Joesiah’s poem is short and made of six stanzas (each stanza is a tercet). Joesiah decides to make his narrator continually ask questions throughout the poem. Four questions are posed throughout the poem (and let’s not forget that Joesiah even titles his poem as a question — “Am I Invisible?”). The third stanza is solely made of questions. Joesiah writes:
Do you ever think
what you’re standing at the brink of?
feel like giving up, but can’t walk away?
The author creates a timely poem filled with one of our most important tasks: Delivering testimony and asking questions in order to create conversations around some of our most sensitive and challenging topics: race, identity, racism and hardship. In the most haunting line (line 12) of the poem the narrator introduces the notorious “they” pronoun:
Put yourself on the line,
though you feel inside
like they don’t know you’re alive.
Joesiah’s voice offered an unsettling timbre during this part of his reading at Anisfield. His innocent and naturally child-like voice carried throughout the auditorium with an uncomfortable spirit of sadness and hopelessness. It seems that one of Joesiah’s aims in writing “Am I Invisible?” was to announce his alertness of how distant we are from reaching the very goal and dream of the Anisfield-Wolf Book Awards. There is very little to show as evidence that we are, as Joesiah writes, at “the brink of” change or close to solutions for diminishing racism and embracing human diversity. Joesiah is clearly aware that “they” are mercilessness and cruel.
Then there is a shift in the reading and in the poem. By the fifth stanza of the poem there is a sense that something must change. The solitary speaker turns the question on the self. Joesiah writes:
Night after night trying to decide,
am I going to speak out
or get lost in the crowd?
A decision has to be made. In the final stanza of the poem Joesiah decides:
When the lights go down in the city
I’ll be right here
Joesiah brings hope and determination even as he closes the poem with dark imagery, “Night after night” (line 13) and “When the lights go down” (line 16). We are to believe that despite going through “long roads” and getting “lost in the crowd” — we must stay strong. Joesiah ended his reading with a sudden and unpredictably confident and determined voice. His message was clear: we must continue to shine even in hard times. A woman sitting next to me responded to Joesiah’s reading with an erupting “Amen!” and the entire auditorium exploded with applause, cheers and whistles.
Joesiah‘s skill to take readers (and audience members) through a wide range of emotions: despair, hopelessness, angst and then back to hope is impressive. A novice writer, Joesiah shows admirable control over the elements of diction, structure and rhyme. The fifth grade poet has earned the ahead-of-his-time marker. His poem forces us to get honest about the effects of racism and the damage that comes with denouncing human diversity. Joesiah answers his own questions and ultimately takes matters into his own hands. He shows us how critical it is to rely on the self for answers, validation, and strength.

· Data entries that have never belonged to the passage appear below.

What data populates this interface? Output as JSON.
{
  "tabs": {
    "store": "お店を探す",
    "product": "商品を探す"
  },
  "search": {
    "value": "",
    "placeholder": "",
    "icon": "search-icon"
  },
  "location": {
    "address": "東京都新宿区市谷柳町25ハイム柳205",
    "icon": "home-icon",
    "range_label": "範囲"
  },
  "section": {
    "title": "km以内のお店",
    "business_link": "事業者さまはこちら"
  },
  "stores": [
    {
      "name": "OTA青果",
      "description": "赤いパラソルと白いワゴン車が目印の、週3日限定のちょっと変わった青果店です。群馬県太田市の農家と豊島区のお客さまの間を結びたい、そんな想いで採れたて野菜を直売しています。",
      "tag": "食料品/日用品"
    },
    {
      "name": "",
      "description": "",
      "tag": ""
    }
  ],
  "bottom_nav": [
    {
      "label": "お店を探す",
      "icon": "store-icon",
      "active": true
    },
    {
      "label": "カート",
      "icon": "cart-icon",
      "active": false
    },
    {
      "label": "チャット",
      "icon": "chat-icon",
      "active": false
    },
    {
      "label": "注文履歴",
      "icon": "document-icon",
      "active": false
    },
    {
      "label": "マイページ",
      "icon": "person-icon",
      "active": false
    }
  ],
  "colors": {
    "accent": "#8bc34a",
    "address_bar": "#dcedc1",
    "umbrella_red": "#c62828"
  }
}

Ali McClain is a Cleveland poet and graduate student. She directs an after-school program for girls ages 10-18 at West Side Community House. She is also a co-founder of acerbic, an artist collective.